▸ **WHAT THIS TASK INVOLVES**:
What you return must match the records word for word, except that pictures are dropped.

▸ **RECORDS SHOWN**:
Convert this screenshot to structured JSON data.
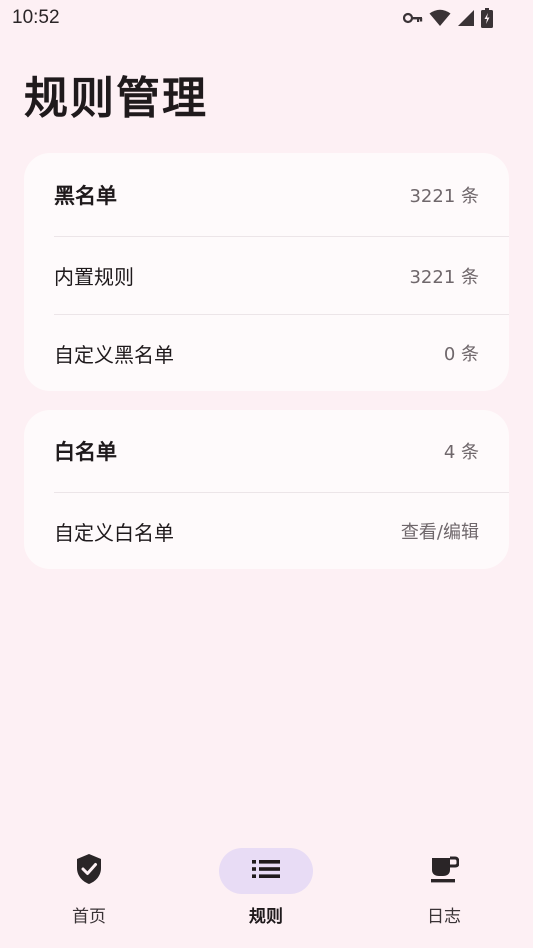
{
  "status_bar": {
    "time": "10:52",
    "icons": [
      "key-icon",
      "wifi-icon",
      "cellular-icon",
      "battery-charging-icon"
    ]
  },
  "page": {
    "title": "规则管理"
  },
  "blacklist_card": {
    "header": {
      "label": "黑名单",
      "value": "3221 条"
    },
    "items": [
      {
        "label": "内置规则",
        "value": "3221 条"
      },
      {
        "label": "自定义黑名单",
        "value": "0 条"
      }
    ]
  },
  "whitelist_card": {
    "header": {
      "label": "白名单",
      "value": "4 条"
    },
    "items": [
      {
        "label": "自定义白名单",
        "value": "查看/编辑"
      }
    ]
  },
  "bottom_nav": {
    "items": [
      {
        "label": "首页",
        "icon": "shield-check-icon",
        "active": false
      },
      {
        "label": "规则",
        "icon": "list-icon",
        "active": true
      },
      {
        "label": "日志",
        "icon": "coffee-cup-icon",
        "active": false
      }
    ]
  },
  "colors": {
    "background": "#fdf0f4",
    "card": "#fefafb",
    "active_indicator": "#e8dcf5",
    "text_primary": "#1f1a1c",
    "text_secondary": "#6f676b"
  }
}
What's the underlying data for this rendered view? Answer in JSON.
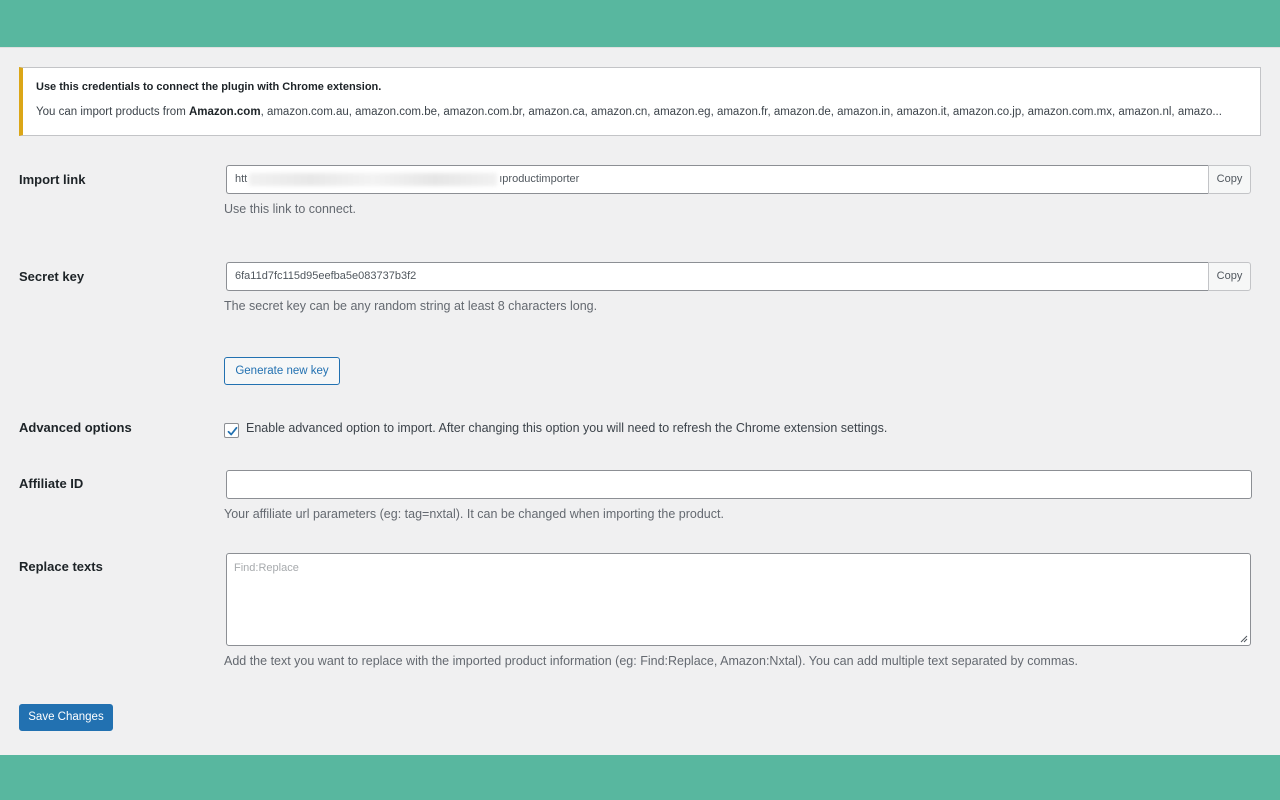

▸ **EXERCISE OUTPUT**:
Convert this screenshot to structured JSON data.
{
  "status_bar": {
    "time": "10:52",
    "icons": [
      "key-icon",
      "wifi-icon",
      "cellular-icon",
      "battery-charging-icon"
    ]
  },
  "page": {
    "title": "规则管理"
  },
  "blacklist_card": {
    "header": {
      "label": "黑名单",
      "value": "3221 条"
    },
    "items": [
      {
        "label": "内置规则",
        "value": "3221 条"
      },
      {
        "label": "自定义黑名单",
        "value": "0 条"
      }
    ]
  },
  "whitelist_card": {
    "header": {
      "label": "白名单",
      "value": "4 条"
    },
    "items": [
      {
        "label": "自定义白名单",
        "value": "查看/编辑"
      }
    ]
  },
  "bottom_nav": {
    "items": [
      {
        "label": "首页",
        "icon": "shield-check-icon",
        "active": false
      },
      {
        "label": "规则",
        "icon": "list-icon",
        "active": true
      },
      {
        "label": "日志",
        "icon": "coffee-cup-icon",
        "active": false
      }
    ]
  },
  "colors": {
    "background": "#fdf0f4",
    "card": "#fefafb",
    "active_indicator": "#e8dcf5",
    "text_primary": "#1f1a1c",
    "text_secondary": "#6f676b"
  }
}
What's the underlying data for this rendered view? Answer in JSON.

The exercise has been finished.